Environmental Protection Agency Region 4

Fulton County Department of Health and Wellness

Georgia Environmental Protection Division

Georgia State University, Georgia Health Policy Center

Georgia State University, Center of Excellence on Health Disparities Research

HERCULES Exposome Research Center

Park Pride

West Atlanta Watershed Alliance

Organizing Communities

Organizing Communities

When a community encounters an environmental issue of concern, they need to get mobilized to solve it.  By working together to identify the common issues they share, develop a strategy to get what they need and applying pressure to make needed changes, a community develops the capacity to take on even more difficult issues. ECO-Action provides technical assistance to communities to help them organize themselves to address the concerns they identify. We help communities answer three questions:

• What do you want? (long and short term planning)
• Who has the power to give it you? (power analysis)
• How do we get it? (identification of strategies and tactics)

WHAT WE DO:
Tire Initiative to Reduce and Eliminate Dumping
Whitesville Sanitary Landfill Closure

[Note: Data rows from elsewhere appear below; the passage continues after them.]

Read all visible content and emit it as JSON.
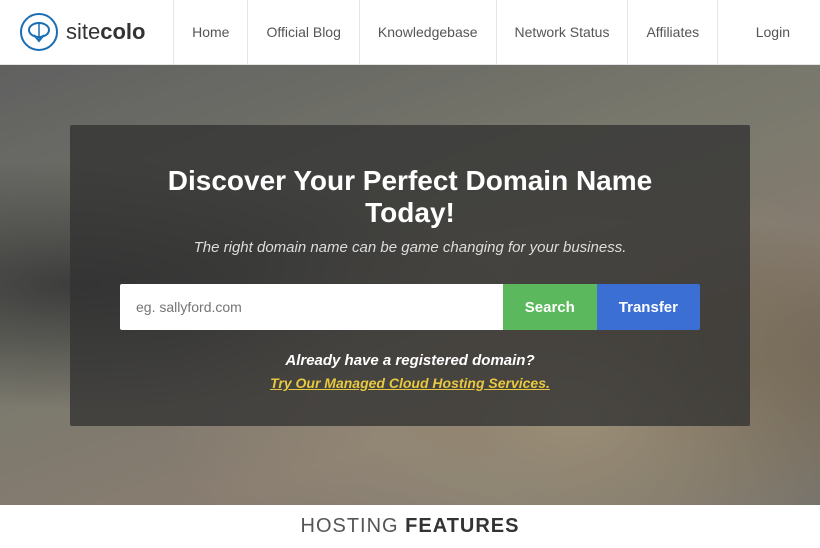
{
  "header": {
    "logo_text_light": "site",
    "logo_text_bold": "colo",
    "nav_items": [
      {
        "label": "Home",
        "id": "home"
      },
      {
        "label": "Official Blog",
        "id": "official-blog"
      },
      {
        "label": "Knowledgebase",
        "id": "knowledgebase"
      },
      {
        "label": "Network Status",
        "id": "network-status"
      },
      {
        "label": "Affiliates",
        "id": "affiliates"
      }
    ],
    "login_label": "Login"
  },
  "hero": {
    "title": "Discover Your Perfect Domain Name Today!",
    "subtitle": "The right domain name can be game changing for your business.",
    "search_placeholder": "eg. sallyford.com",
    "search_button_label": "Search",
    "transfer_button_label": "Transfer",
    "registered_text": "Already have a registered domain?",
    "managed_link_text": "Try Our Managed Cloud Hosting Services."
  },
  "bottom": {
    "hosting_label_light": "HOSTING ",
    "hosting_label_bold": "FEATURES"
  }
}
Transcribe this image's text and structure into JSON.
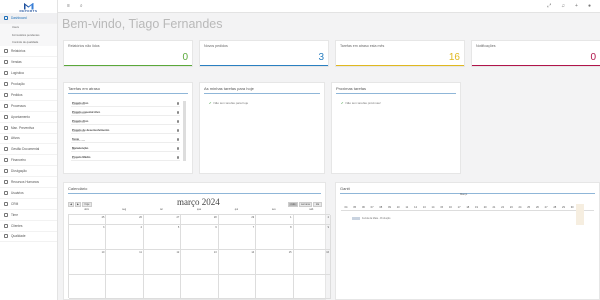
{
  "brand": "REPORTS",
  "sidebar": {
    "items": [
      "Dashboard",
      "Relatórios",
      "Vendas",
      "Logística",
      "Produção",
      "Pedidos",
      "Processos",
      "Apontamento",
      "Man. Preventiva",
      "Ativos",
      "Gestão Documental",
      "Financeiro",
      "Divulgação",
      "Recursos Humanos",
      "Usuários",
      "CRM",
      "Time",
      "Clientes",
      "Qualidade"
    ],
    "sub": [
      "Users",
      "Formulários pendentes",
      "Controle de qualidade"
    ]
  },
  "title": "Bem-vindo, Tiago Fernandes",
  "stats": [
    {
      "label": "Relatórios não lidos",
      "value": "0",
      "color": "#5aa83a"
    },
    {
      "label": "Novos pedidos",
      "value": "3",
      "color": "#2a7fc1"
    },
    {
      "label": "Tarefas em atraso esta mês",
      "value": "16",
      "color": "#e0b820"
    },
    {
      "label": "Notificações",
      "value": "0",
      "color": "#b0144a"
    }
  ],
  "panels": {
    "late": "Tarefas em atraso",
    "mine": "As minhas tarefas para hoje",
    "mine_empty": "Não tem tarefas para hoje",
    "next": "Proximas tarefas",
    "next_empty": "Não tem tarefas próximas!"
  },
  "tasks": [
    {
      "n": "Projeto Alvo",
      "s": "Relatório: nao"
    },
    {
      "n": "Projeto especial Alvo",
      "s": "Relatório: nao"
    },
    {
      "n": "Projeto Alvo",
      "s": "Relatório: nao"
    },
    {
      "n": "Projeto de desenvolvimento",
      "s": "Relatório: nao"
    },
    {
      "n": "Teste",
      "s": "Relatório: nao"
    },
    {
      "n": "Manutenção",
      "s": "Pré"
    },
    {
      "n": "Projeto Médio",
      "s": "Pré"
    }
  ],
  "calendar": {
    "title": "Calendário",
    "month": "março 2024",
    "today": "hoje",
    "views": [
      "mês",
      "semana",
      "dia"
    ],
    "days": [
      "dom",
      "seg",
      "ter",
      "qua",
      "qui",
      "sex",
      "sáb"
    ],
    "dates": [
      "25",
      "26",
      "27",
      "28",
      "29",
      "1",
      "2",
      "3",
      "4",
      "5",
      "6",
      "7",
      "8",
      "9",
      "10",
      "11",
      "12",
      "13",
      "14",
      "15",
      "16"
    ]
  },
  "gantt": {
    "title": "Gantt",
    "month": "Março",
    "days": [
      "04",
      "05",
      "06",
      "07",
      "08",
      "09",
      "10",
      "11",
      "12",
      "13",
      "14",
      "15",
      "16",
      "17",
      "18",
      "19",
      "20",
      "21",
      "22",
      "23",
      "24",
      "25",
      "26",
      "27",
      "28",
      "29",
      "30",
      "31"
    ],
    "task": "Ferida da Maia - Produção"
  }
}
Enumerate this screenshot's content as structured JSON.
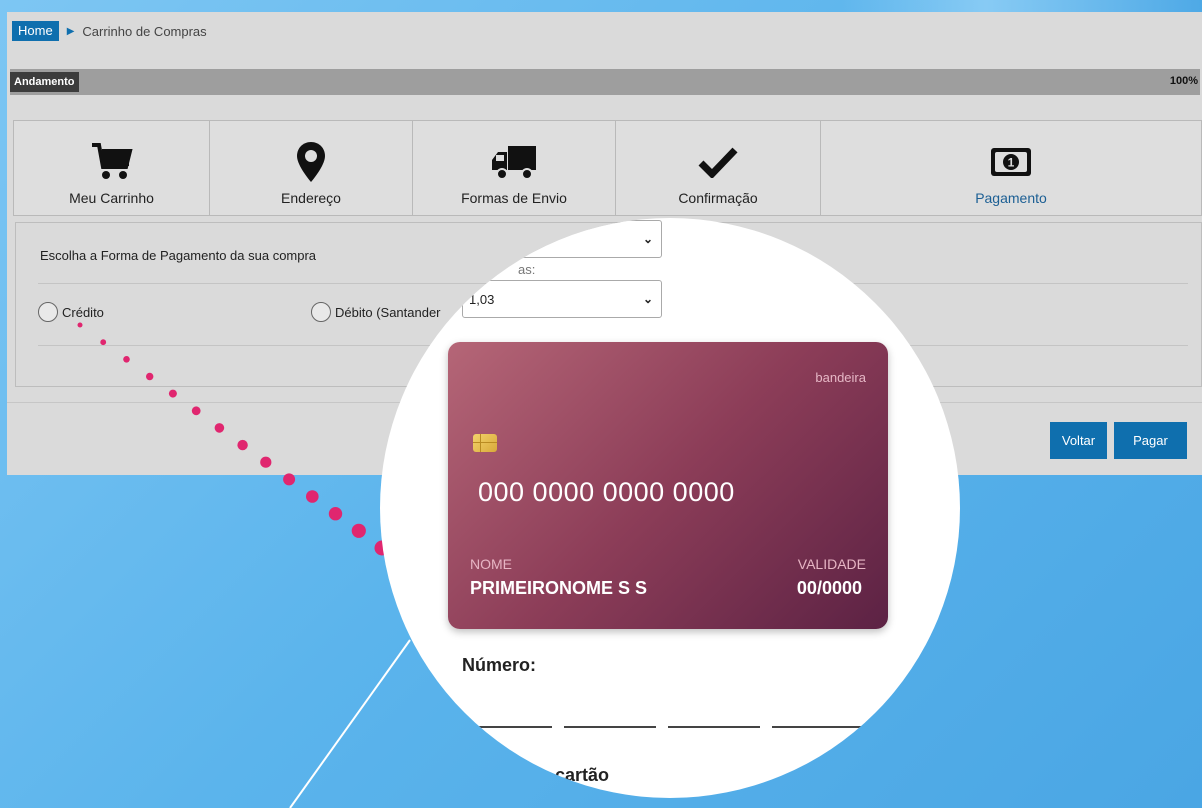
{
  "breadcrumb": {
    "home": "Home",
    "current": "Carrinho de Compras"
  },
  "progress": {
    "label": "Andamento",
    "value_text": "100%",
    "percent": 100
  },
  "steps": [
    {
      "label": "Meu Carrinho",
      "icon": "cart-icon"
    },
    {
      "label": "Endereço",
      "icon": "map-pin-icon"
    },
    {
      "label": "Formas de Envio",
      "icon": "truck-icon"
    },
    {
      "label": "Confirmação",
      "icon": "checkmark-icon"
    },
    {
      "label": "Pagamento",
      "icon": "money-icon",
      "active": true
    }
  ],
  "payment": {
    "title": "Escolha a Forma de Pagamento da sua compra",
    "options": [
      "Crédito",
      "Débito (Santander"
    ]
  },
  "buttons": {
    "back": "Voltar",
    "pay": "Pagar"
  },
  "magnifier": {
    "partial_caption": "as:",
    "installment_value": "1,03",
    "card": {
      "brand": "bandeira",
      "number": "000 0000 0000 0000",
      "name_label": "NOME",
      "name": "PRIMEIRONOME S S",
      "expiry_label": "VALIDADE",
      "expiry": "00/0000"
    },
    "number_field_label": "Número:",
    "name_on_card_partial": "no cartão"
  },
  "colors": {
    "accent": "#0f6fae",
    "background": "#5bb4ec",
    "dots": "#e0266f",
    "card_start": "#b56677",
    "card_end": "#5c2244"
  }
}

RESOURCE LINKS:
T.I.R.E.D of Tires — is a project of NPU-V & NPU-L in partnership with ECO-Action Tire Initiative to reduce and eliminate dumping. View the presentation here:  T.I.R.E.D. PDF

Center for Health Environment and Justice provides organizing and technical assistance to grassroots community groups in the environmental health and justice movement. CHEJ works with the environmental health and justice movement to eliminate harmful toxic exposures. We help people build democratic, community-based organizations to address public health and environmental threats from chemical hazards.

COMM-ORG, the online conference for community organizing attempts to bring together theory and practice, and academics and organizers, to advance the craft of community organizing. Toward that goal we have a papers collection, a syllabi collection, and links to resources supporting community organizing. As new materials get posted you will hear about them on both the e-mail list and on this home page.